* _Exercise aim_
Would you mind restating all of the records word for word, skipping the pictures?

────────────────────

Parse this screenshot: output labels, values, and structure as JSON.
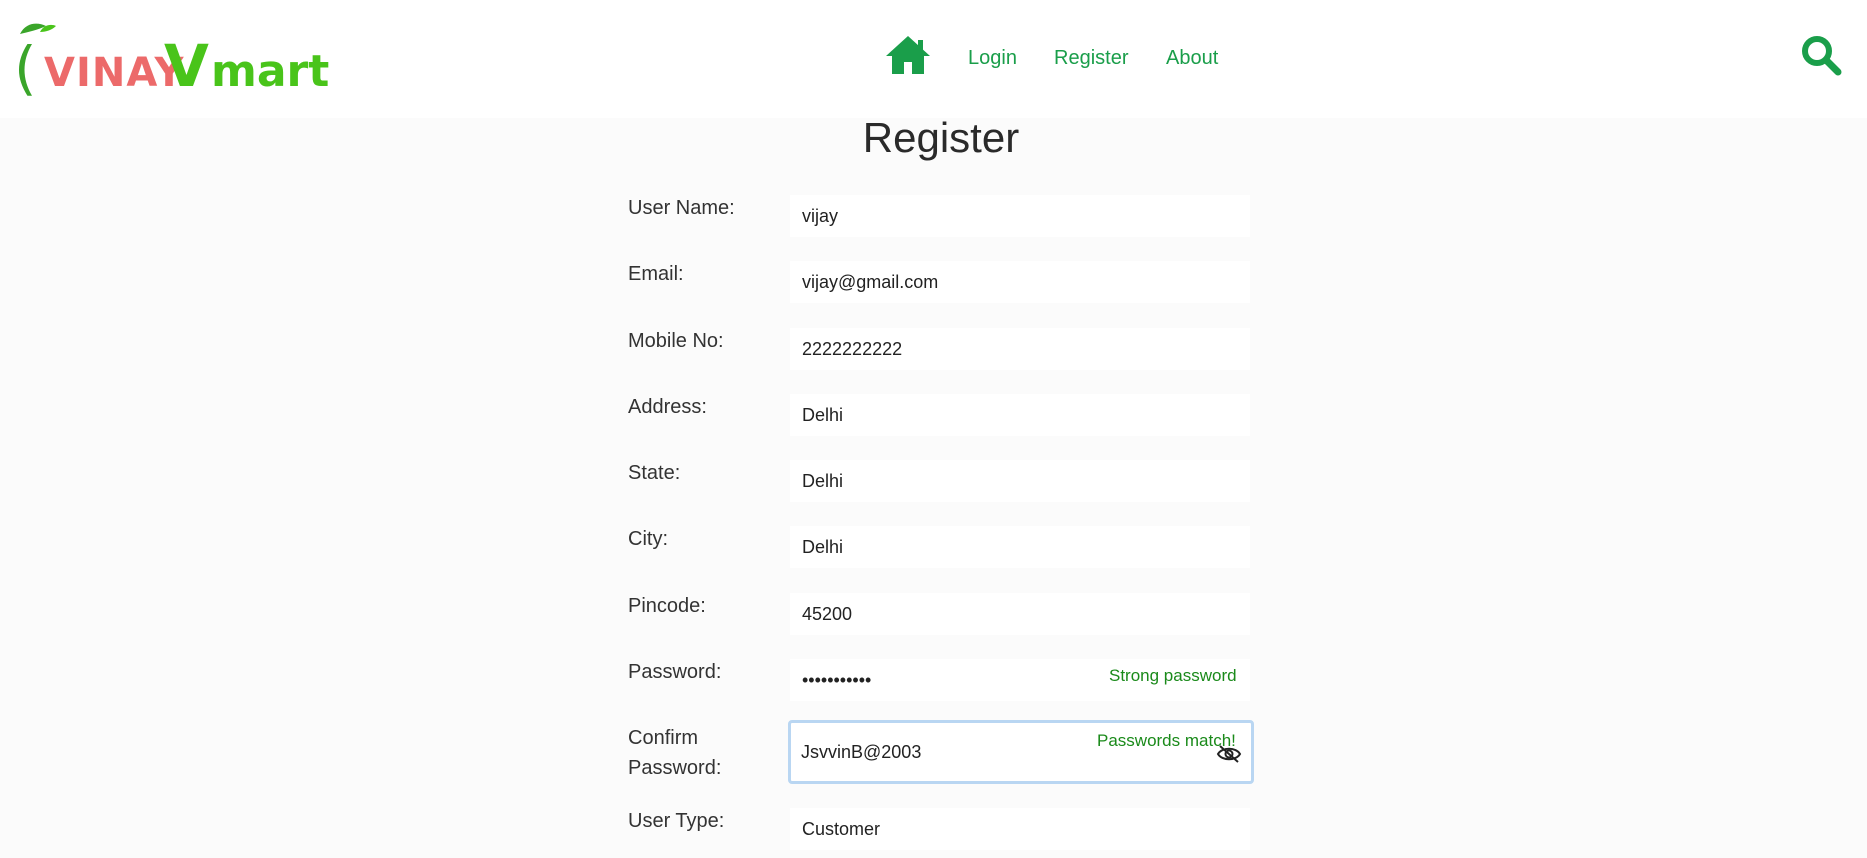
{
  "brand": {
    "logo_vinay": "VINAY",
    "logo_vmart_v": "V",
    "logo_vmart": "mart",
    "logo_c": "("
  },
  "nav": {
    "home_icon": "home-icon",
    "links": [
      "Login",
      "Register",
      "About"
    ],
    "search_icon": "search-icon"
  },
  "page": {
    "title": "Register"
  },
  "form": {
    "username": {
      "label": "User Name:",
      "value": "vijay"
    },
    "email": {
      "label": "Email:",
      "value": "vijay@gmail.com"
    },
    "mobile": {
      "label": "Mobile No:",
      "value": "2222222222"
    },
    "address": {
      "label": "Address:",
      "value": "Delhi"
    },
    "state": {
      "label": "State:",
      "value": "Delhi"
    },
    "city": {
      "label": "City:",
      "value": "Delhi"
    },
    "pincode": {
      "label": "Pincode:",
      "value": "45200"
    },
    "password": {
      "label": "Password:",
      "value": "•••••••••••",
      "hint": "Strong password"
    },
    "confirm_password": {
      "label_line1": "Confirm",
      "label_line2": "Password:",
      "value": "JsvvinB@2003",
      "hint": "Passwords match!",
      "toggle_icon": "eye-slash-icon"
    },
    "user_type": {
      "label": "User Type:",
      "value": "Customer"
    }
  },
  "colors": {
    "accent": "#1a9e4a",
    "hint": "#1a8a1a",
    "focus_border": "#b9d6f2",
    "logo_red": "#ec6a6a",
    "logo_green": "#49c41a"
  }
}
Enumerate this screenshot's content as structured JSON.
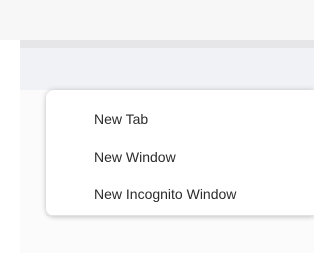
{
  "menu": {
    "items": [
      {
        "label": "New Tab"
      },
      {
        "label": "New Window"
      },
      {
        "label": "New Incognito Window"
      }
    ]
  },
  "colors": {
    "toolbar": "#f0f2f6",
    "tab_strip": "#e6e6e8",
    "menu_bg": "#ffffff",
    "menu_text": "#2b2b2b"
  }
}
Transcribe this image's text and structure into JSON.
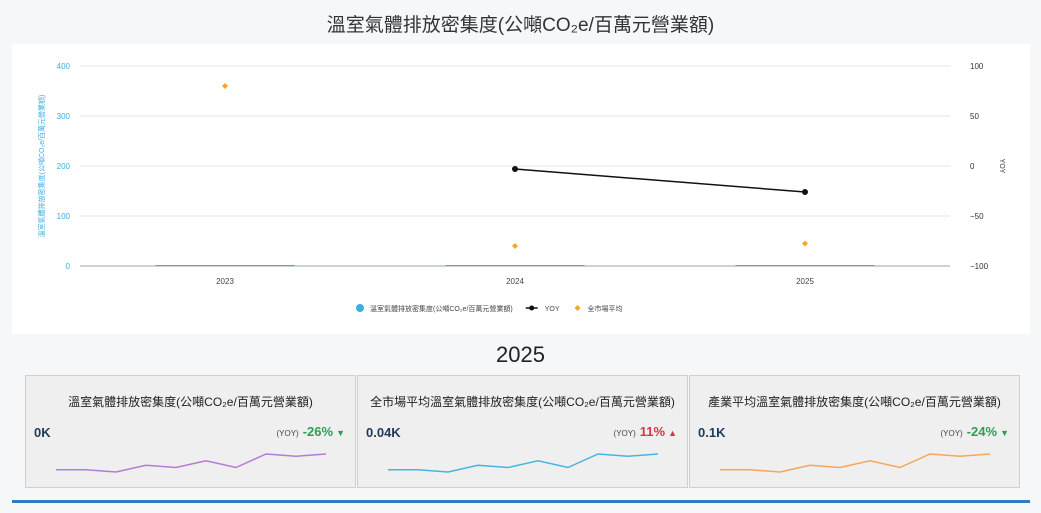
{
  "title": "溫室氣體排放密集度(公噸CO₂e/百萬元營業額)",
  "chart_data": {
    "type": "bar",
    "categories": [
      "2023",
      "2024",
      "2025"
    ],
    "series": [
      {
        "name": "溫室氣體排放密集度(公噸CO₂e/百萬元營業額)",
        "kind": "bar",
        "axis": "left",
        "values": [
          2,
          2,
          2
        ],
        "color": "#3eaee0"
      },
      {
        "name": "YOY",
        "kind": "line",
        "axis": "right",
        "values": [
          null,
          -3,
          -26
        ],
        "color": "#111111"
      },
      {
        "name": "全市場平均",
        "kind": "point",
        "axis": "left",
        "values": [
          360,
          40,
          45
        ],
        "color": "#f5a623"
      }
    ],
    "ylabel": "溫室氣體排放密集度(公噸CO₂e/百萬元營業額)",
    "ylabel_right": "YOY",
    "ylim": [
      0,
      400
    ],
    "ylim_right": [
      -100,
      100
    ],
    "yticks": [
      "400",
      "300",
      "200",
      "100",
      "0"
    ],
    "yticks_right": [
      "100",
      "50",
      "0",
      "−50",
      "−100"
    ],
    "grid": true,
    "legend_position": "bottom"
  },
  "year": "2025",
  "cards": [
    {
      "title": "溫室氣體排放密集度(公噸CO₂e/百萬元營業額)",
      "value": "0K",
      "yoy_label": "(YOY)",
      "yoy": "-26%",
      "yoy_arrow": "▼",
      "yoy_color": "#2e9e55",
      "spark_color": "#b57ad6",
      "spark": [
        3,
        3,
        2,
        5,
        4,
        7,
        4,
        10,
        9,
        10
      ]
    },
    {
      "title": "全市場平均溫室氣體排放密集度(公噸CO₂e/百萬元營業額)",
      "value": "0.04K",
      "yoy_label": "(YOY)",
      "yoy": "11%",
      "yoy_arrow": "▲",
      "yoy_color": "#d8324a",
      "spark_color": "#47b4e0",
      "spark": [
        3,
        3,
        2,
        5,
        4,
        7,
        4,
        10,
        9,
        10
      ]
    },
    {
      "title": "產業平均溫室氣體排放密集度(公噸CO₂e/百萬元營業額)",
      "value": "0.1K",
      "yoy_label": "(YOY)",
      "yoy": "-24%",
      "yoy_arrow": "▼",
      "yoy_color": "#2e9e55",
      "spark_color": "#f5a65b",
      "spark": [
        3,
        3,
        2,
        5,
        4,
        7,
        4,
        10,
        9,
        10
      ]
    }
  ]
}
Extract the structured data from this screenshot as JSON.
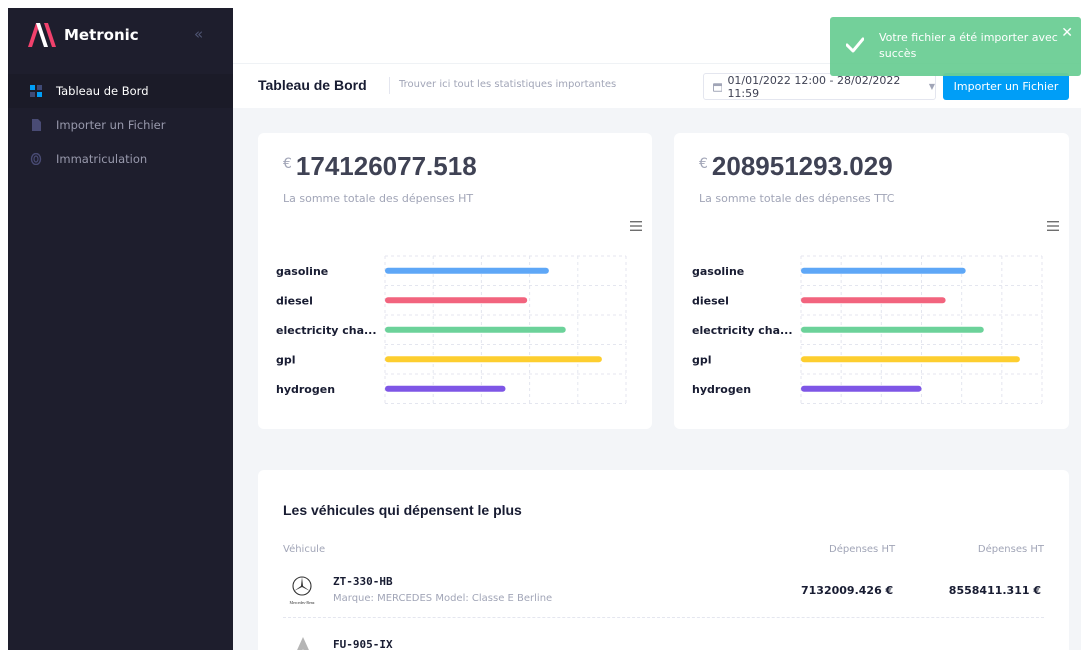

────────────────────

* _Reply to the task_
Parse this screenshot: output labels, values, and structure as JSON.
{
  "brand": {
    "logo_vinay": "VINAY",
    "logo_vmart_v": "V",
    "logo_vmart": "mart",
    "logo_c": "("
  },
  "nav": {
    "home_icon": "home-icon",
    "links": [
      "Login",
      "Register",
      "About"
    ],
    "search_icon": "search-icon"
  },
  "page": {
    "title": "Register"
  },
  "form": {
    "username": {
      "label": "User Name:",
      "value": "vijay"
    },
    "email": {
      "label": "Email:",
      "value": "vijay@gmail.com"
    },
    "mobile": {
      "label": "Mobile No:",
      "value": "2222222222"
    },
    "address": {
      "label": "Address:",
      "value": "Delhi"
    },
    "state": {
      "label": "State:",
      "value": "Delhi"
    },
    "city": {
      "label": "City:",
      "value": "Delhi"
    },
    "pincode": {
      "label": "Pincode:",
      "value": "45200"
    },
    "password": {
      "label": "Password:",
      "value": "•••••••••••",
      "hint": "Strong password"
    },
    "confirm_password": {
      "label_line1": "Confirm",
      "label_line2": "Password:",
      "value": "JsvvinB@2003",
      "hint": "Passwords match!",
      "toggle_icon": "eye-slash-icon"
    },
    "user_type": {
      "label": "User Type:",
      "value": "Customer"
    }
  },
  "colors": {
    "accent": "#1a9e4a",
    "hint": "#1a8a1a",
    "focus_border": "#b9d6f2",
    "logo_red": "#ec6a6a",
    "logo_green": "#49c41a"
  }
}
Enumerate this screenshot's content as structured JSON.
{
  "menu": {
    "items": [
      {
        "label": "New Tab"
      },
      {
        "label": "New Window"
      },
      {
        "label": "New Incognito Window"
      }
    ]
  },
  "colors": {
    "toolbar": "#f0f2f6",
    "tab_strip": "#e6e6e8",
    "menu_bg": "#ffffff",
    "menu_text": "#2b2b2b"
  }
}
Transcribe this image's text and structure into JSON.
{
  "title": "溫室氣體排放密集度(公噸CO₂e/百萬元營業額)",
  "chart_data": {
    "type": "bar",
    "categories": [
      "2023",
      "2024",
      "2025"
    ],
    "series": [
      {
        "name": "溫室氣體排放密集度(公噸CO₂e/百萬元營業額)",
        "kind": "bar",
        "axis": "left",
        "values": [
          2,
          2,
          2
        ],
        "color": "#3eaee0"
      },
      {
        "name": "YOY",
        "kind": "line",
        "axis": "right",
        "values": [
          null,
          -3,
          -26
        ],
        "color": "#111111"
      },
      {
        "name": "全市場平均",
        "kind": "point",
        "axis": "left",
        "values": [
          360,
          40,
          45
        ],
        "color": "#f5a623"
      }
    ],
    "ylabel": "溫室氣體排放密集度(公噸CO₂e/百萬元營業額)",
    "ylabel_right": "YOY",
    "ylim": [
      0,
      400
    ],
    "ylim_right": [
      -100,
      100
    ],
    "yticks": [
      "400",
      "300",
      "200",
      "100",
      "0"
    ],
    "yticks_right": [
      "100",
      "50",
      "0",
      "−50",
      "−100"
    ],
    "grid": true,
    "legend_position": "bottom"
  },
  "year": "2025",
  "cards": [
    {
      "title": "溫室氣體排放密集度(公噸CO₂e/百萬元營業額)",
      "value": "0K",
      "yoy_label": "(YOY)",
      "yoy": "-26%",
      "yoy_arrow": "▼",
      "yoy_color": "#2e9e55",
      "spark_color": "#b57ad6",
      "spark": [
        3,
        3,
        2,
        5,
        4,
        7,
        4,
        10,
        9,
        10
      ]
    },
    {
      "title": "全市場平均溫室氣體排放密集度(公噸CO₂e/百萬元營業額)",
      "value": "0.04K",
      "yoy_label": "(YOY)",
      "yoy": "11%",
      "yoy_arrow": "▲",
      "yoy_color": "#d8324a",
      "spark_color": "#47b4e0",
      "spark": [
        3,
        3,
        2,
        5,
        4,
        7,
        4,
        10,
        9,
        10
      ]
    },
    {
      "title": "產業平均溫室氣體排放密集度(公噸CO₂e/百萬元營業額)",
      "value": "0.1K",
      "yoy_label": "(YOY)",
      "yoy": "-24%",
      "yoy_arrow": "▼",
      "yoy_color": "#2e9e55",
      "spark_color": "#f5a65b",
      "spark": [
        3,
        3,
        2,
        5,
        4,
        7,
        4,
        10,
        9,
        10
      ]
    }
  ]
}
Extract the structured data from this screenshot as JSON.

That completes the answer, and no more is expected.